Former US senator and Rhode Island governor Lincoln Chafee will seek the nomination of the Democratic party to run for US president in 2016.
“We must deliberately and carefully extricate ourselves from expensive wars,” Mr Chafee said on Wednesday.
Mr Chafee has served as a Republican and an Independent but has never before run for office as a Democrat.
Analysts say he will aggressively attack presumptive front-runner Hillary Clinton on her foreign policy record.
In his announcement speech, he called for the US to move to the metric system and end capital punishment. He also advocated an “open-minded approach” to drug trafficking.
But his priority would be to end all US wars.
“Let’s wage peace in this new American century,” he said.
Mr Chafee joins Mrs Clinton, Vermont Senator Bernie Sanders and former Maryland Governor Martin O’Malley in the Democratic primary race.
Analysis: Anthony Zurcher, Washington
There are candidates who have a challenging road to their party’s presidential nomination.
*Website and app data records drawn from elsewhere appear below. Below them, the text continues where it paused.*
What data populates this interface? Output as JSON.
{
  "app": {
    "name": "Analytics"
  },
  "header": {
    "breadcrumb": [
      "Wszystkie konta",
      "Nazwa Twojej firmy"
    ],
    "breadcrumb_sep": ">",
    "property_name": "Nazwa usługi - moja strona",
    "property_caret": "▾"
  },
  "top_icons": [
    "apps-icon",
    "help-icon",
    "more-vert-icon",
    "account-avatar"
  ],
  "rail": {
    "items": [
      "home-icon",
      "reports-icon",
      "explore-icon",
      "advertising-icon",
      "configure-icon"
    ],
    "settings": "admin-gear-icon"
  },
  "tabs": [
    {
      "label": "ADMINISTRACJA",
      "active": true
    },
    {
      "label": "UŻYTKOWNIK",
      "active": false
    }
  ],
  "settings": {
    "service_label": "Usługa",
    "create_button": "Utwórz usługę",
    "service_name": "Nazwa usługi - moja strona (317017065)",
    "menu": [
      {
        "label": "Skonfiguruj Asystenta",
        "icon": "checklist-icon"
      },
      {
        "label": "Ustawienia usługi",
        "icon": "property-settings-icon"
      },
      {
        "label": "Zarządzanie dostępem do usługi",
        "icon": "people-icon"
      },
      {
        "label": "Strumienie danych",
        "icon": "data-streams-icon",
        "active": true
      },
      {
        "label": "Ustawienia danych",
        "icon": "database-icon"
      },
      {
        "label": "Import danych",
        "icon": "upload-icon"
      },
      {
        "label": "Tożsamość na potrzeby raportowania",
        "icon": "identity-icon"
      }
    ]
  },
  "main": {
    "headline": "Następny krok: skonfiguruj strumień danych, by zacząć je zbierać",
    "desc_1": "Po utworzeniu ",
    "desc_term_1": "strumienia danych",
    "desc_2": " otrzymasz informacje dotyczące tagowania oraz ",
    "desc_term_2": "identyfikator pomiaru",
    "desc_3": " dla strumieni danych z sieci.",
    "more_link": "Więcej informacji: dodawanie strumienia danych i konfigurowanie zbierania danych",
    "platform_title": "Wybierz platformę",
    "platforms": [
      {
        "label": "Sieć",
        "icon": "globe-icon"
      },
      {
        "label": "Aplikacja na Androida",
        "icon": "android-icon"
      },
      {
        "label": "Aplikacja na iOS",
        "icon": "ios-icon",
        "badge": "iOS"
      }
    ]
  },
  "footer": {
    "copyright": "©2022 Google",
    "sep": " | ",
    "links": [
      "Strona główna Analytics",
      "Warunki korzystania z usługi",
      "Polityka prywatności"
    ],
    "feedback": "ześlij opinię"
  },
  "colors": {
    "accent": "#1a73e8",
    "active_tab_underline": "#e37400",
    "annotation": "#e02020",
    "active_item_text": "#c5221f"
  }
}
There are candidates who have near insurmountable objects blocking their path to the prize – usually money and campaign organisation.
And then there’s Lincoln Chafee.
The Rhode Island Republican-turned-independent-turned-Democrat raised eyebrows in April when he hinted, with little apparent warning or visible preparation, that he was considering a Quixotic bid for the Democratic nomination.
But here he is, announcing that he will be the third candidate to challenge prohibitive favourite Hillary Clinton for the party’s presidential nod.
It’s difficult to imagine a winning path for the second-generation US senator, whose biggest headline on the day he entered the race was that he had lost the login information for the Facebook page he maintained while running for governor.
Politico’s Ben White gave it a try, however, tweeting his suggested campaign slogan: “Chafee 2016: Because all the other candidates might die.”
Mr Chafee has so far been the Democrat most willing to directly criticise Ms Clinton, particularly over her Senate vote in favour of the Iraq War.
“I don’t think anybody should be president of the United States that made that mistake,” Mr Chafee told the Washington Post in April.
Mr Chafee’s rivals have already built robust campaign operations with staff across the country, a step he has yet to take.
Before splitting with the Republicans he had consistently been called the party’s most liberal lawmaker.
In 2002 he was the only Republican member of the Senate to vote against authorising the invasion of Iraq.